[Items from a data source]
● ● ● ●
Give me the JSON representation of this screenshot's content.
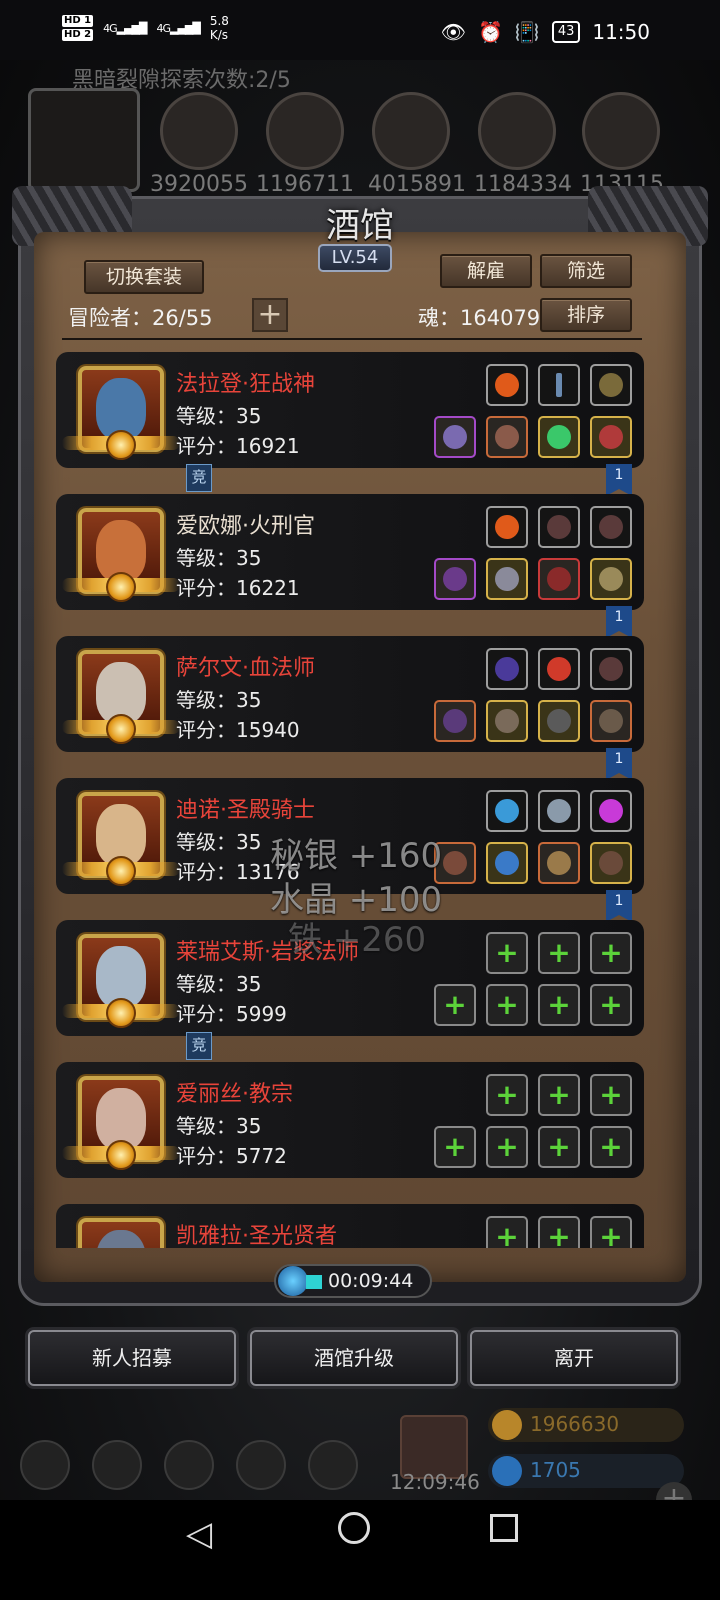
{
  "status_bar": {
    "hd1": "HD 1",
    "hd2": "HD 2",
    "signal1": "4G",
    "signal2": "4G",
    "speed_value": "5.8",
    "speed_unit": "K/s",
    "battery": "43",
    "time": "11:50"
  },
  "background": {
    "title": "黑暗裂隙探索次数:2/5",
    "resource_numbers": [
      "3920055",
      "1196711",
      "4015891",
      "1184334",
      "113115"
    ],
    "gold": "1966630",
    "gems": "1705",
    "clock": "12:09:46"
  },
  "panel": {
    "title": "酒馆",
    "level": "LV.54",
    "switch_set_label": "切换套装",
    "dismiss_label": "解雇",
    "filter_label": "筛选",
    "sort_label": "排序",
    "adventurer_count": "冒险者：26/55",
    "soul": "魂：164079"
  },
  "heroes": [
    {
      "name": "法拉登·狂战神",
      "name_color": "red",
      "level": "等级：35",
      "score": "评分：16921",
      "badge_jing": "竞",
      "bookmark": "1",
      "face": "#4a78a8"
    },
    {
      "name": "爱欧娜·火刑官",
      "name_color": "white",
      "level": "等级：35",
      "score": "评分：16221",
      "bookmark": "1",
      "face": "#c8703a"
    },
    {
      "name": "萨尔文·血法师",
      "name_color": "red",
      "level": "等级：35",
      "score": "评分：15940",
      "bookmark": "1",
      "face": "#cbbfb2"
    },
    {
      "name": "迪诺·圣殿骑士",
      "name_color": "red",
      "level": "等级：35",
      "score": "评分：13176",
      "bookmark": "1",
      "face": "#d8b58a"
    },
    {
      "name": "莱瑞艾斯·岩浆法师",
      "name_color": "red",
      "level": "等级：35",
      "score": "评分：5999",
      "badge_jing": "竞",
      "face": "#a8b8c8"
    },
    {
      "name": "爱丽丝·教宗",
      "name_color": "red",
      "level": "等级：35",
      "score": "评分：5772",
      "face": "#d0b0a0"
    },
    {
      "name": "凯雅拉·圣光贤者",
      "name_color": "red",
      "level": "",
      "score": "",
      "face": "#6a7890"
    }
  ],
  "floating_rewards": [
    "秘银 +160",
    "水晶 +100",
    "铁 +260"
  ],
  "timer": "00:09:44",
  "bottom_buttons": {
    "recruit": "新人招募",
    "upgrade": "酒馆升级",
    "leave": "离开"
  },
  "colors": {
    "name_red": "#e8443a",
    "plus_green": "#5cd33a",
    "panel_brown": "#6b5139"
  }
}
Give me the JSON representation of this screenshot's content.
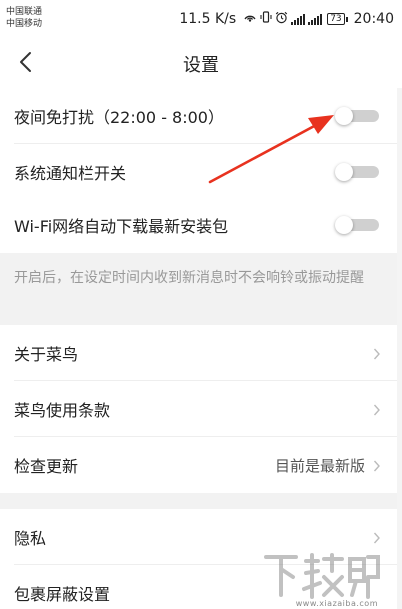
{
  "status_bar": {
    "carrier_1": "中国联通",
    "carrier_2": "中国移动",
    "net_speed": "11.5 K/s",
    "battery": "73",
    "time": "20:40",
    "icons": [
      "hotspot-icon",
      "vibrate-icon",
      "alarm-icon",
      "signal-icon",
      "signal-icon",
      "battery-icon"
    ]
  },
  "nav": {
    "title": "设置",
    "back_icon": "chevron-left-icon"
  },
  "toggles": [
    {
      "label": "夜间免打扰（22:00 - 8:00）",
      "on": false
    },
    {
      "label": "系统通知栏开关",
      "on": false
    },
    {
      "label": "Wi-Fi网络自动下载最新安装包",
      "on": false
    }
  ],
  "note": "开启后，在设定时间内收到新消息时不会响铃或振动提醒",
  "links": [
    {
      "label": "关于菜鸟",
      "value": ""
    },
    {
      "label": "菜鸟使用条款",
      "value": ""
    },
    {
      "label": "检查更新",
      "value": "目前是最新版"
    },
    {
      "label": "隐私",
      "value": ""
    },
    {
      "label": "包裹屏蔽设置",
      "value": ""
    }
  ],
  "colors": {
    "arrow": "#e8321f",
    "switch_track": "#d0d0d0",
    "note_text": "#999999",
    "section_bg": "#f2f2f2"
  },
  "watermark": {
    "logo_text": "下载吧",
    "url": "www.xiazaiba.com"
  }
}
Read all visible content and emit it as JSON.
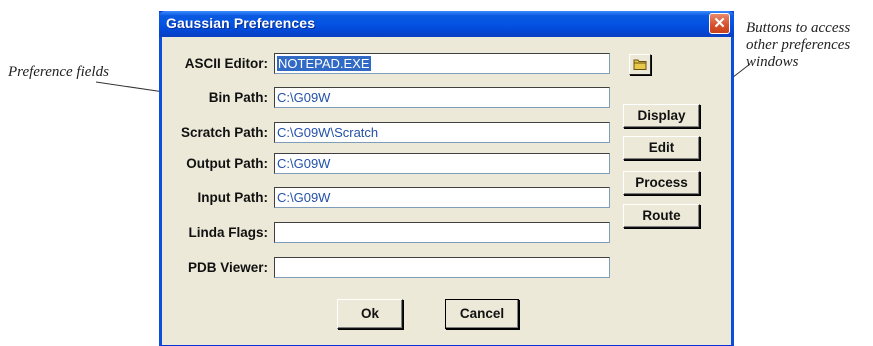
{
  "annotations": {
    "left": "Preference fields",
    "right_line1": "Buttons to access",
    "right_line2": "other preferences",
    "right_line3": "windows"
  },
  "dialog": {
    "title": "Gaussian Preferences",
    "close_glyph": "✕"
  },
  "fields": [
    {
      "label": "ASCII Editor:",
      "value": "NOTEPAD.EXE"
    },
    {
      "label": "Bin Path:",
      "value": "C:\\G09W"
    },
    {
      "label": "Scratch Path:",
      "value": "C:\\G09W\\Scratch"
    },
    {
      "label": "Output Path:",
      "value": "C:\\G09W"
    },
    {
      "label": "Input Path:",
      "value": "C:\\G09W"
    },
    {
      "label": "Linda Flags:",
      "value": ""
    },
    {
      "label": "PDB Viewer:",
      "value": ""
    }
  ],
  "side_buttons": {
    "display": "Display",
    "edit": "Edit",
    "process": "Process",
    "route": "Route"
  },
  "bottom_buttons": {
    "ok": "Ok",
    "cancel": "Cancel"
  },
  "icons": {
    "browse": "folder-icon",
    "close": "close-icon"
  }
}
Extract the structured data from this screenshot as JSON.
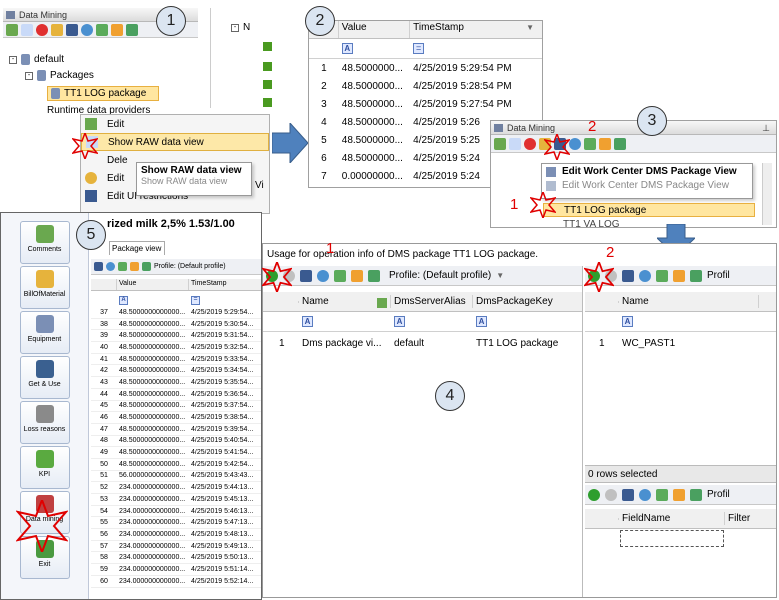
{
  "step_labels": [
    "1",
    "2",
    "3",
    "4",
    "5"
  ],
  "red_marks": [
    "2",
    "1",
    "1",
    "2"
  ],
  "panel1": {
    "title": "Data Mining",
    "tree": {
      "root": "default",
      "packages": "Packages",
      "selected_package": "TT1 LOG package",
      "runtime": "Runtime data providers"
    },
    "context_menu": [
      "Edit",
      "Show RAW data view",
      "Dele",
      "Edit",
      "Edit UI restrictions"
    ],
    "tooltip": {
      "title": "Show RAW data view",
      "subtitle": "Show RAW data view"
    },
    "right_tree_fragment": "N",
    "vi_fragment": "Vi"
  },
  "panel2": {
    "headers": [
      "Value",
      "TimeStamp"
    ],
    "rows": [
      {
        "n": "1",
        "value": "48.5000000...",
        "ts": "4/25/2019 5:29:54 PM"
      },
      {
        "n": "2",
        "value": "48.5000000...",
        "ts": "4/25/2019 5:28:54 PM"
      },
      {
        "n": "3",
        "value": "48.5000000...",
        "ts": "4/25/2019 5:27:54 PM"
      },
      {
        "n": "4",
        "value": "48.5000000...",
        "ts": "4/25/2019 5:26"
      },
      {
        "n": "5",
        "value": "48.5000000...",
        "ts": "4/25/2019 5:25"
      },
      {
        "n": "6",
        "value": "48.5000000...",
        "ts": "4/25/2019 5:24"
      },
      {
        "n": "7",
        "value": "0.00000000...",
        "ts": "4/25/2019 5:24"
      }
    ]
  },
  "panel3": {
    "title": "Data Mining",
    "menu": [
      "Edit Work Center DMS Package View",
      "Edit Work Center DMS Package View"
    ],
    "selected": "TT1 LOG package",
    "below": "TT1 VA LOG"
  },
  "panel4": {
    "caption": "Usage for operation info of DMS package TT1 LOG package.",
    "profile": "Profile: (Default profile)",
    "left_headers": [
      "Name",
      "DmsServerAlias",
      "DmsPackageKey"
    ],
    "left_rows": [
      {
        "n": "1",
        "name": "Dms package vi...",
        "alias": "default",
        "key": "TT1 LOG package"
      }
    ],
    "right_header": "Name",
    "right_rows": [
      {
        "n": "1",
        "name": "WC_PAST1"
      }
    ],
    "rows_selected": "0 rows selected",
    "field_headers": [
      "FieldName",
      "Filter"
    ],
    "profile_short": "Profil"
  },
  "panel5": {
    "title": "rized milk 2,5%  1.53/1.00",
    "tab": "Package view",
    "profile": "Profile: (Default profile)",
    "headers": [
      "Value",
      "TimeStamp"
    ],
    "sidebar": [
      "Comments",
      "BillOfMaterial",
      "Equipment",
      "Get & Use",
      "Loss reasons",
      "KPI",
      "Data mining",
      "Exit"
    ],
    "rows": [
      {
        "n": "37",
        "v": "48.5000000000000...",
        "t": "4/25/2019 5:29:54..."
      },
      {
        "n": "38",
        "v": "48.5000000000000...",
        "t": "4/25/2019 5:30:54..."
      },
      {
        "n": "39",
        "v": "48.5000000000000...",
        "t": "4/25/2019 5:31:54..."
      },
      {
        "n": "40",
        "v": "48.5000000000000...",
        "t": "4/25/2019 5:32:54..."
      },
      {
        "n": "41",
        "v": "48.5000000000000...",
        "t": "4/25/2019 5:33:54..."
      },
      {
        "n": "42",
        "v": "48.5000000000000...",
        "t": "4/25/2019 5:34:54..."
      },
      {
        "n": "43",
        "v": "48.5000000000000...",
        "t": "4/25/2019 5:35:54..."
      },
      {
        "n": "44",
        "v": "48.5000000000000...",
        "t": "4/25/2019 5:36:54..."
      },
      {
        "n": "45",
        "v": "48.5000000000000...",
        "t": "4/25/2019 5:37:54..."
      },
      {
        "n": "46",
        "v": "48.5000000000000...",
        "t": "4/25/2019 5:38:54..."
      },
      {
        "n": "47",
        "v": "48.5000000000000...",
        "t": "4/25/2019 5:39:54..."
      },
      {
        "n": "48",
        "v": "48.5000000000000...",
        "t": "4/25/2019 5:40:54..."
      },
      {
        "n": "49",
        "v": "48.5000000000000...",
        "t": "4/25/2019 5:41:54..."
      },
      {
        "n": "50",
        "v": "48.5000000000000...",
        "t": "4/25/2019 5:42:54..."
      },
      {
        "n": "51",
        "v": "56.0000000000000...",
        "t": "4/25/2019 5:43:43..."
      },
      {
        "n": "52",
        "v": "234.000000000000...",
        "t": "4/25/2019 5:44:13..."
      },
      {
        "n": "53",
        "v": "234.000000000000...",
        "t": "4/25/2019 5:45:13..."
      },
      {
        "n": "54",
        "v": "234.000000000000...",
        "t": "4/25/2019 5:46:13..."
      },
      {
        "n": "55",
        "v": "234.000000000000...",
        "t": "4/25/2019 5:47:13..."
      },
      {
        "n": "56",
        "v": "234.000000000000...",
        "t": "4/25/2019 5:48:13..."
      },
      {
        "n": "57",
        "v": "234.000000000000...",
        "t": "4/25/2019 5:49:13..."
      },
      {
        "n": "58",
        "v": "234.000000000000...",
        "t": "4/25/2019 5:50:13..."
      },
      {
        "n": "59",
        "v": "234.000000000000...",
        "t": "4/25/2019 5:51:14..."
      },
      {
        "n": "60",
        "v": "234.000000000000...",
        "t": "4/25/2019 5:52:14..."
      }
    ]
  }
}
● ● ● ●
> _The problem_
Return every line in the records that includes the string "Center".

> _Answer to the exercise_
      "Edit Work Center DMS Package View",
      "Edit Work Center DMS Package View"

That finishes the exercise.